▶ **Task item**: Where a line of the entries holds the string "days", copy that line.

####

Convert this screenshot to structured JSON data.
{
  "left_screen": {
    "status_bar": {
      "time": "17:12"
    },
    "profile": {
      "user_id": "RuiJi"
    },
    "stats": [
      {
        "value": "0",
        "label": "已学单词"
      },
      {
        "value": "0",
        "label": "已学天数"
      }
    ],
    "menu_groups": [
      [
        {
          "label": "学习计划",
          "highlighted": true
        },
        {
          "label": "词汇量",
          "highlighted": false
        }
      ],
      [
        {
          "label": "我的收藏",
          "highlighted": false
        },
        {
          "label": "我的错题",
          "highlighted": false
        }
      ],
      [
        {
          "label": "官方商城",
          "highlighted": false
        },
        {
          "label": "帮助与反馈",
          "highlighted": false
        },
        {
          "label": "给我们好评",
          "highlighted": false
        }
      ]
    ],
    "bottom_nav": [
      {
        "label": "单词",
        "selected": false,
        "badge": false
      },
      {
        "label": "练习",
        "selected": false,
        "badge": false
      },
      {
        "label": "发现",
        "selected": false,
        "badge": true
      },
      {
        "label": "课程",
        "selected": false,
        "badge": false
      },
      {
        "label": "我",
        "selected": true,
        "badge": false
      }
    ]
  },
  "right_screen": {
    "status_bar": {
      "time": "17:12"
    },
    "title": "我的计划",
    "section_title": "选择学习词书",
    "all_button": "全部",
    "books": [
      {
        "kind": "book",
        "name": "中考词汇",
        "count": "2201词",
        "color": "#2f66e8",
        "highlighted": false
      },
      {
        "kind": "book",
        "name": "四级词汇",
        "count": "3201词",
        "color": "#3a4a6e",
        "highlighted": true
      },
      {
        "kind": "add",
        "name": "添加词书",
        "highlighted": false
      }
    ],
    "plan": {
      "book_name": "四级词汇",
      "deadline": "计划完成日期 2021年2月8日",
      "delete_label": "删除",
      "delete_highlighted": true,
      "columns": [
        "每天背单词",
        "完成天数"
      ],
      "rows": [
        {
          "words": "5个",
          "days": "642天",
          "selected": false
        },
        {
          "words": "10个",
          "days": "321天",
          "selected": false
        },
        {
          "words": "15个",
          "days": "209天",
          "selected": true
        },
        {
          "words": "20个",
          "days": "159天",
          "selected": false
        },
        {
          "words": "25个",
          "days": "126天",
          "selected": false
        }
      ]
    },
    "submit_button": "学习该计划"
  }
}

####

▶ **Result of this exercise**:
          "days": "642天",
          "days": "321天",
          "days": "209天",
          "days": "159天",
          "days": "126天",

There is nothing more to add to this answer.